» **WHAT IS BEING ASKED**
Could you retype all of the records exactly, leaving out every picture?

Website and app data records
-------------------------

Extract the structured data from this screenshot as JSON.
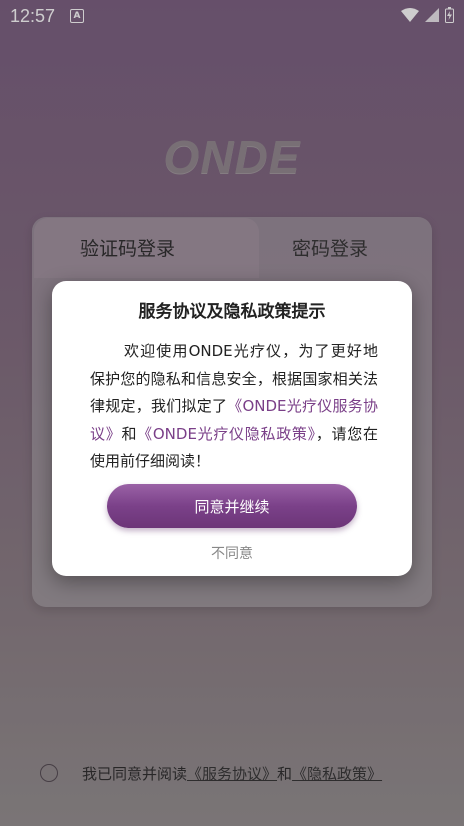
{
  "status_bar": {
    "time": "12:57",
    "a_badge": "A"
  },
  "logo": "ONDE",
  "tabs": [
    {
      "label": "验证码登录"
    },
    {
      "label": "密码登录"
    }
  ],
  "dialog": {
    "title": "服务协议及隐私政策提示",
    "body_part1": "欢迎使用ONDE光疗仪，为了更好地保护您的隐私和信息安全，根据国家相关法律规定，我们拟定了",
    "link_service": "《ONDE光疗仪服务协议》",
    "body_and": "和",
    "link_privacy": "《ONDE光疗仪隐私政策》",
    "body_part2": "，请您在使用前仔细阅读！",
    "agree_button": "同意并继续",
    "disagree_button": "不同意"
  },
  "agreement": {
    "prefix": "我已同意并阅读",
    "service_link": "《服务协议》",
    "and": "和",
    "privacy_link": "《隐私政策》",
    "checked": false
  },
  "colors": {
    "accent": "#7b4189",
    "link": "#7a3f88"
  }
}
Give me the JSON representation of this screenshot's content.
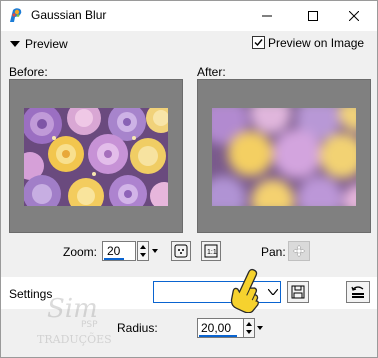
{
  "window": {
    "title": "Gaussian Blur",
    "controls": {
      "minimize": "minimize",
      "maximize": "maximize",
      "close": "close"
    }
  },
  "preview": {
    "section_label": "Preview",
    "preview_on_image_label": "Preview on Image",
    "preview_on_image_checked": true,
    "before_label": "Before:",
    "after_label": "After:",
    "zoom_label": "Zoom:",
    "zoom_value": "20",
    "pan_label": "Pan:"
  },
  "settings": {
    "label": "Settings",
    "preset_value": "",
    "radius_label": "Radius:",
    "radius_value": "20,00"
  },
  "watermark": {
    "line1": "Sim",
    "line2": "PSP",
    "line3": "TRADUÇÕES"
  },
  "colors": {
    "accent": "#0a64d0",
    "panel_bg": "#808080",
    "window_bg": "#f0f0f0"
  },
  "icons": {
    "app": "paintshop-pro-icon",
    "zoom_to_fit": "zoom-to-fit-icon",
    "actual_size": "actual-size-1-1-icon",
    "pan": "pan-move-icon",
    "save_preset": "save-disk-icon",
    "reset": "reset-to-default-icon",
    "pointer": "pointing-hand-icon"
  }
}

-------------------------

» **RESULT BELOW**
Extract the structured data from this screenshot as JSON.
{
  "status_bar": {
    "time": "12:57",
    "a_badge": "A"
  },
  "logo": "ONDE",
  "tabs": [
    {
      "label": "验证码登录"
    },
    {
      "label": "密码登录"
    }
  ],
  "dialog": {
    "title": "服务协议及隐私政策提示",
    "body_part1": "欢迎使用ONDE光疗仪，为了更好地保护您的隐私和信息安全，根据国家相关法律规定，我们拟定了",
    "link_service": "《ONDE光疗仪服务协议》",
    "body_and": "和",
    "link_privacy": "《ONDE光疗仪隐私政策》",
    "body_part2": "，请您在使用前仔细阅读！",
    "agree_button": "同意并继续",
    "disagree_button": "不同意"
  },
  "agreement": {
    "prefix": "我已同意并阅读",
    "service_link": "《服务协议》",
    "and": "和",
    "privacy_link": "《隐私政策》",
    "checked": false
  },
  "colors": {
    "accent": "#7b4189",
    "link": "#7a3f88"
  }
}
Give me the JSON representation of this screenshot's content.
{
  "window": {
    "title": "Gaussian Blur",
    "controls": {
      "minimize": "minimize",
      "maximize": "maximize",
      "close": "close"
    }
  },
  "preview": {
    "section_label": "Preview",
    "preview_on_image_label": "Preview on Image",
    "preview_on_image_checked": true,
    "before_label": "Before:",
    "after_label": "After:",
    "zoom_label": "Zoom:",
    "zoom_value": "20",
    "pan_label": "Pan:"
  },
  "settings": {
    "label": "Settings",
    "preset_value": "",
    "radius_label": "Radius:",
    "radius_value": "20,00"
  },
  "watermark": {
    "line1": "Sim",
    "line2": "PSP",
    "line3": "TRADUÇÕES"
  },
  "colors": {
    "accent": "#0a64d0",
    "panel_bg": "#808080",
    "window_bg": "#f0f0f0"
  },
  "icons": {
    "app": "paintshop-pro-icon",
    "zoom_to_fit": "zoom-to-fit-icon",
    "actual_size": "actual-size-1-1-icon",
    "pan": "pan-move-icon",
    "save_preset": "save-disk-icon",
    "reset": "reset-to-default-icon",
    "pointer": "pointing-hand-icon"
  }
}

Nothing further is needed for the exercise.